Entries from a dataset of interfaces

########

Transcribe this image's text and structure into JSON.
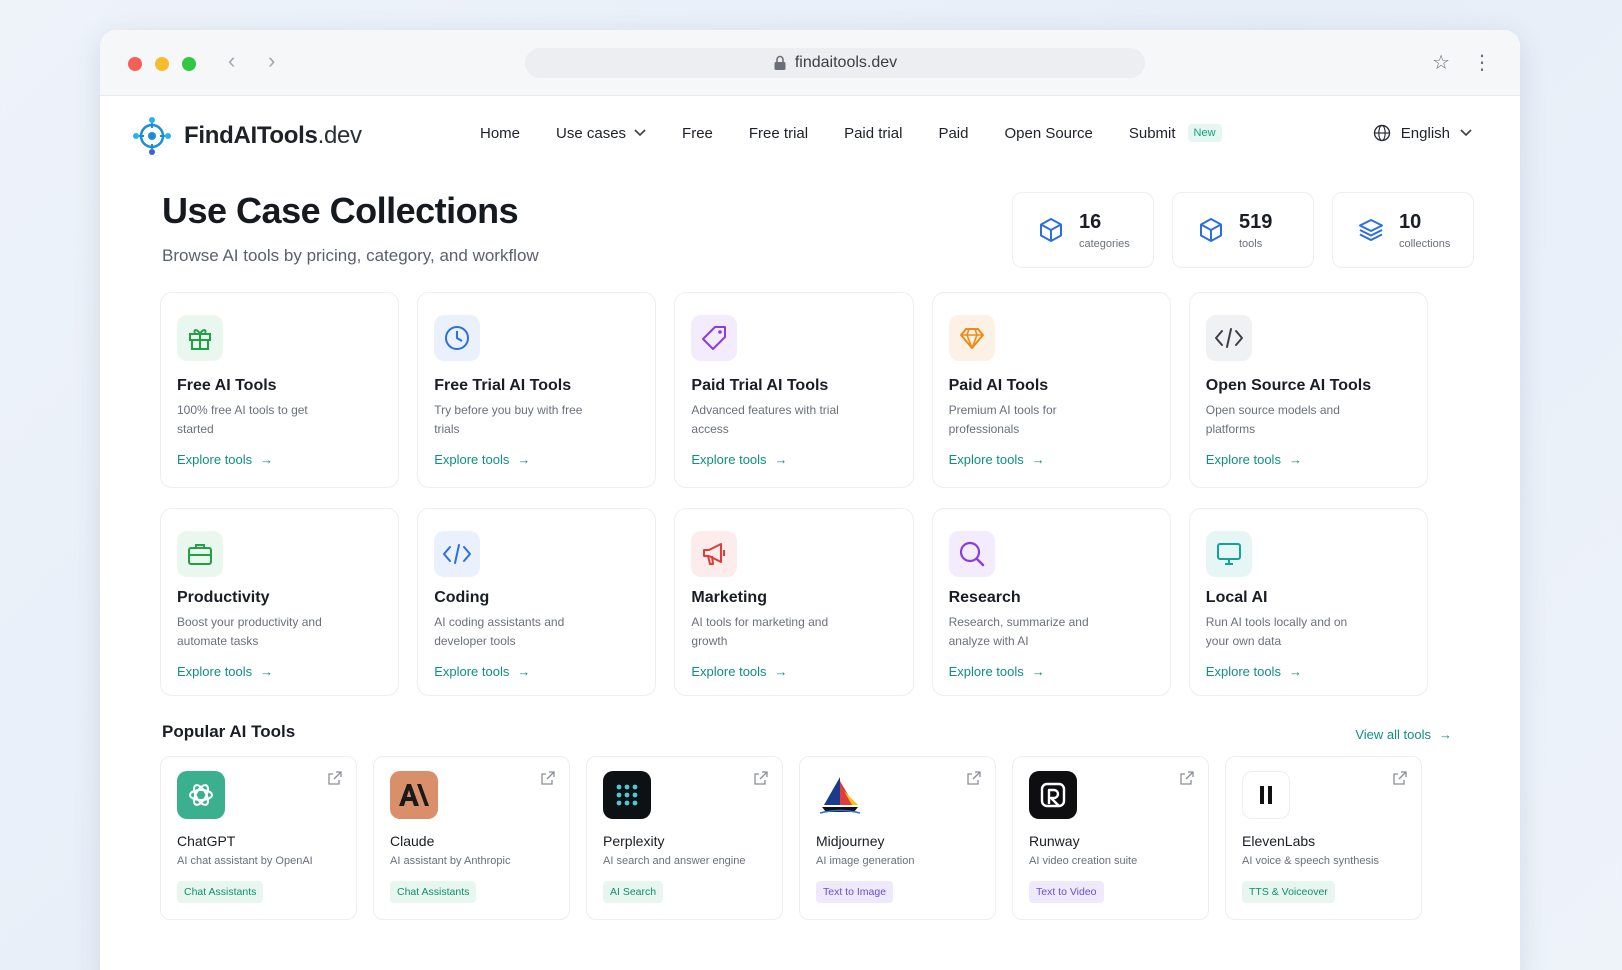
{
  "browser": {
    "url": "findaitools.dev"
  },
  "brand": {
    "name_main": "FindAITools",
    "name_suffix": ".dev"
  },
  "nav": {
    "home": "Home",
    "use_cases": "Use cases",
    "free": "Free",
    "free_trial": "Free trial",
    "paid_trial": "Paid trial",
    "paid": "Paid",
    "open_source": "Open Source",
    "submit": "Submit",
    "submit_badge": "New",
    "language": "English"
  },
  "hero": {
    "title": "Use Case Collections",
    "subtitle": "Browse AI tools by pricing, category, and workflow"
  },
  "stats": [
    {
      "value": "16",
      "label": "categories"
    },
    {
      "value": "519",
      "label": "tools"
    },
    {
      "value": "10",
      "label": "collections"
    }
  ],
  "collections_row1": [
    {
      "title": "Free AI Tools",
      "desc": "100% free AI tools to get started",
      "link": "Explore tools"
    },
    {
      "title": "Free Trial AI Tools",
      "desc": "Try before you buy with free trials",
      "link": "Explore tools"
    },
    {
      "title": "Paid Trial AI Tools",
      "desc": "Advanced features with trial access",
      "link": "Explore tools"
    },
    {
      "title": "Paid AI Tools",
      "desc": "Premium AI tools for professionals",
      "link": "Explore tools"
    },
    {
      "title": "Open Source AI Tools",
      "desc": "Open source models and platforms",
      "link": "Explore tools"
    }
  ],
  "collections_row2": [
    {
      "title": "Productivity",
      "desc": "Boost your productivity and automate tasks",
      "link": "Explore tools"
    },
    {
      "title": "Coding",
      "desc": "AI coding assistants and developer tools",
      "link": "Explore tools"
    },
    {
      "title": "Marketing",
      "desc": "AI tools for marketing and growth",
      "link": "Explore tools"
    },
    {
      "title": "Research",
      "desc": "Research, summarize and analyze with AI",
      "link": "Explore tools"
    },
    {
      "title": "Local AI",
      "desc": "Run AI tools locally and on your own data",
      "link": "Explore tools"
    }
  ],
  "popular": {
    "heading": "Popular AI Tools",
    "view_all": "View all tools",
    "tools": [
      {
        "name": "ChatGPT",
        "desc": "AI chat assistant by OpenAI",
        "tag": "Chat Assistants"
      },
      {
        "name": "Claude",
        "desc": "AI assistant by Anthropic",
        "tag": "Chat Assistants"
      },
      {
        "name": "Perplexity",
        "desc": "AI search and answer engine",
        "tag": "AI Search"
      },
      {
        "name": "Midjourney",
        "desc": "AI image generation",
        "tag": "Text to Image"
      },
      {
        "name": "Runway",
        "desc": "AI video creation suite",
        "tag": "Text to Video"
      },
      {
        "name": "ElevenLabs",
        "desc": "AI voice & speech synthesis",
        "tag": "TTS & Voiceover"
      }
    ]
  },
  "colors": {
    "accent": "#0f8f82",
    "green_tag_bg": "#e8f6f0",
    "purple_tag_bg": "#efeafb"
  }
}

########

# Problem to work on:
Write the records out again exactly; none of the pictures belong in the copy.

# Finished task:
Transcribe this image's text and structure into JSON.
{
  "browser": {
    "url": "findaitools.dev"
  },
  "brand": {
    "name_main": "FindAITools",
    "name_suffix": ".dev"
  },
  "nav": {
    "home": "Home",
    "use_cases": "Use cases",
    "free": "Free",
    "free_trial": "Free trial",
    "paid_trial": "Paid trial",
    "paid": "Paid",
    "open_source": "Open Source",
    "submit": "Submit",
    "submit_badge": "New",
    "language": "English"
  },
  "hero": {
    "title": "Use Case Collections",
    "subtitle": "Browse AI tools by pricing, category, and workflow"
  },
  "stats": [
    {
      "value": "16",
      "label": "categories"
    },
    {
      "value": "519",
      "label": "tools"
    },
    {
      "value": "10",
      "label": "collections"
    }
  ],
  "collections_row1": [
    {
      "title": "Free AI Tools",
      "desc": "100% free AI tools to get started",
      "link": "Explore tools"
    },
    {
      "title": "Free Trial AI Tools",
      "desc": "Try before you buy with free trials",
      "link": "Explore tools"
    },
    {
      "title": "Paid Trial AI Tools",
      "desc": "Advanced features with trial access",
      "link": "Explore tools"
    },
    {
      "title": "Paid AI Tools",
      "desc": "Premium AI tools for professionals",
      "link": "Explore tools"
    },
    {
      "title": "Open Source AI Tools",
      "desc": "Open source models and platforms",
      "link": "Explore tools"
    }
  ],
  "collections_row2": [
    {
      "title": "Productivity",
      "desc": "Boost your productivity and automate tasks",
      "link": "Explore tools"
    },
    {
      "title": "Coding",
      "desc": "AI coding assistants and developer tools",
      "link": "Explore tools"
    },
    {
      "title": "Marketing",
      "desc": "AI tools for marketing and growth",
      "link": "Explore tools"
    },
    {
      "title": "Research",
      "desc": "Research, summarize and analyze with AI",
      "link": "Explore tools"
    },
    {
      "title": "Local AI",
      "desc": "Run AI tools locally and on your own data",
      "link": "Explore tools"
    }
  ],
  "popular": {
    "heading": "Popular AI Tools",
    "view_all": "View all tools",
    "tools": [
      {
        "name": "ChatGPT",
        "desc": "AI chat assistant by OpenAI",
        "tag": "Chat Assistants"
      },
      {
        "name": "Claude",
        "desc": "AI assistant by Anthropic",
        "tag": "Chat Assistants"
      },
      {
        "name": "Perplexity",
        "desc": "AI search and answer engine",
        "tag": "AI Search"
      },
      {
        "name": "Midjourney",
        "desc": "AI image generation",
        "tag": "Text to Image"
      },
      {
        "name": "Runway",
        "desc": "AI video creation suite",
        "tag": "Text to Video"
      },
      {
        "name": "ElevenLabs",
        "desc": "AI voice & speech synthesis",
        "tag": "TTS & Voiceover"
      }
    ]
  },
  "colors": {
    "accent": "#0f8f82",
    "green_tag_bg": "#e8f6f0",
    "purple_tag_bg": "#efeafb"
  }
}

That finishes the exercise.